  • Also see for how the acronym LV stands for the country of Latvia and other meanings of this two-letter abbreviation.

Map of Latvia Riga

Moscow was also annoyed that US President George W. Bush, on his way to the 60th anniversary celebration in Moscow, chose to visit Latvia, explaining that the Soviet occupation of the Baltics was “one of history’s worst crimes.” Bush met in the Riga Presidents of the three Baltic NATO countries, all of whom supported the US invasion of Iraq and who have their own troops there. The fact that the summit was held in Riga was seen as a political success for Latvia’s president.

Russia promised at the 60th anniversary in Moscow to sign the border agreement that Latvia has been waiting for for years. But the Kremlin backed down since the Latvian government added a political declaration that Moscow perceived as territorial claims on Russia. President Vīke-Freiberga considered the declaration unnecessary and criticized his own government for having destroyed the signing of the border agreement.
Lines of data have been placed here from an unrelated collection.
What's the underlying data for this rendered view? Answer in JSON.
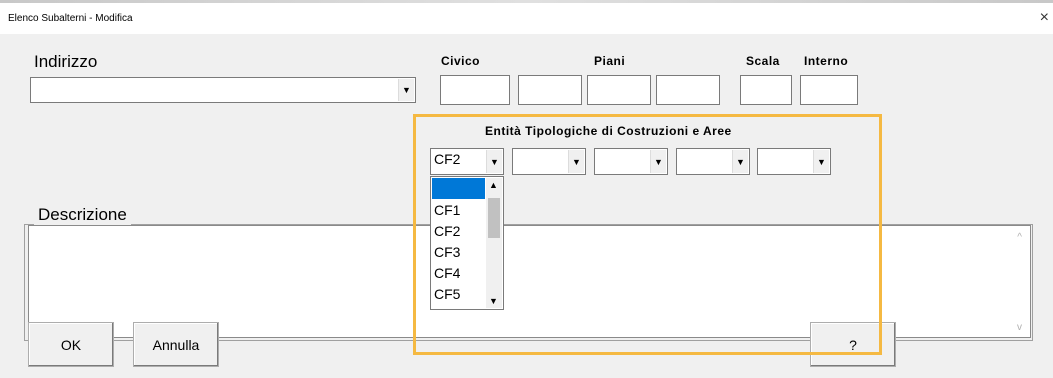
{
  "window": {
    "title": "Elenco Subalterni - Modifica",
    "close_glyph": "×"
  },
  "labels": {
    "indirizzo": "Indirizzo",
    "civico": "Civico",
    "piani": "Piani",
    "scala": "Scala",
    "interno": "Interno",
    "entita": "Entità Tipologiche di Costruzioni e Aree",
    "descrizione": "Descrizione"
  },
  "fields": {
    "indirizzo": "",
    "civico": "",
    "piani": [
      "",
      "",
      ""
    ],
    "scala": "",
    "interno": ""
  },
  "entita_combos": [
    "CF2",
    "",
    "",
    "",
    ""
  ],
  "dropdown": {
    "items": [
      "",
      "CF1",
      "CF2",
      "CF3",
      "CF4",
      "CF5"
    ],
    "selected_index": 0
  },
  "descrizione_text": "",
  "buttons": {
    "ok": "OK",
    "annulla": "Annulla",
    "help": "?"
  },
  "colors": {
    "highlight": "#f5b942",
    "selection": "#0078d7"
  }
}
During the year, the Latvia and Swedish governments ended up on a collision course on how to interpret the EU’s free movement of labor and services. The Swedish government supported the trade union Byggnads, which had put a Latvian construction company in the block because it refused to sign a Swedish collective agreement. The blockade led to the company giving up and its workers returning to Latvia, where the government saw Sweden’s actions as a violation of EU rules on free movement across borders. The Labor Court in Sweden granted Byggnads the right, but the case was taken to the EU court, where the treatment can take several years.

Figures during the year showed that Latvia in 2004 had the highest economic growth in the EU, when GDP grew by 8.5%. At the same time, Latvia was the poorest country in the EU with the lowest per capita GDP, 42% of the average.
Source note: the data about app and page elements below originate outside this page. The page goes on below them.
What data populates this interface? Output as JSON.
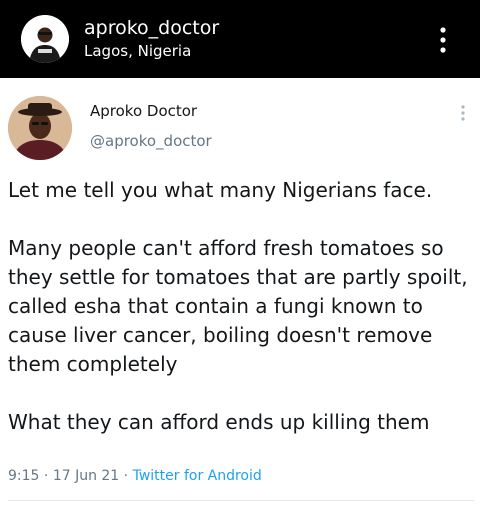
{
  "ig_header": {
    "username": "aproko_doctor",
    "location": "Lagos, Nigeria",
    "more_icon": "vertical-ellipsis-icon"
  },
  "tweet": {
    "display_name": "Aproko Doctor",
    "handle": "@aproko_doctor",
    "more_icon": "vertical-ellipsis-icon",
    "paragraphs": [
      "Let me tell you what many Nigerians face.",
      "Many people can't afford fresh tomatoes so they settle for tomatoes that are partly spoilt, called esha that contain a fungi known to cause liver cancer, boiling doesn't remove them completely",
      "What they can afford ends up killing them"
    ],
    "time": "9:15",
    "separator": " · ",
    "date": "17 Jun 21",
    "source": "Twitter for Android"
  },
  "colors": {
    "header_bg": "#000000",
    "text_primary": "#14171a",
    "text_secondary": "#657786",
    "link": "#1da1f2"
  }
}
The new era – a new center-right party led by Einars Repše – became the big winner of the parliamentary elections in October 2002, when it gained 23.9% of the vote. It immediately began negotiations with other right-wing parties to form a coalition government. Repše is distinguished by becoming Governor of the National Bank of Latvia at the age of just 30 years. He stated that he would fight corruption at the government level, considered by the anti-corruption organization Transparency International to be the worst in Europe.

In August 2003, the United States discontinued its military assistance to Latvia as a result of the government’s refusal to sign an agreement to grant U.S. citizens immunity from being brought before the International Criminal Court (ICC) for genocide, crimes against humanity and war crimes.

On 20 September 2003, a referendum was held on Latvia’s accession to the EU. 67% voted in favor, while 32.3% voted against. In particular, the arguments for inclusion were that the country was unable to cope alone and that accession to the EU would become a definitive manifestation in favor of democracy and rupture with the past as part of the Soviet Union. The campaign against admission, in particular, struck at nationalist, autonomous and that admission would transfer supremacy to Brussels, only 13 years after it was abandoned in Moscow. With the massive backing, Latvia and 9 other Eastern European countries joined the EU on 1 May 2004.

Prime Minister Einars Repše was forced to resign in February 2004 after the government coalition disbanded in September 2003. Immediately following the implementation of the EU referendum, 3 of the 4 parties in the Repše coalition accused of ruling on the basis of «threats and lies ». President Vaira Vîke-Freiberga appointed Indulis Emsis of the Bond Alliance as new Prime Minister.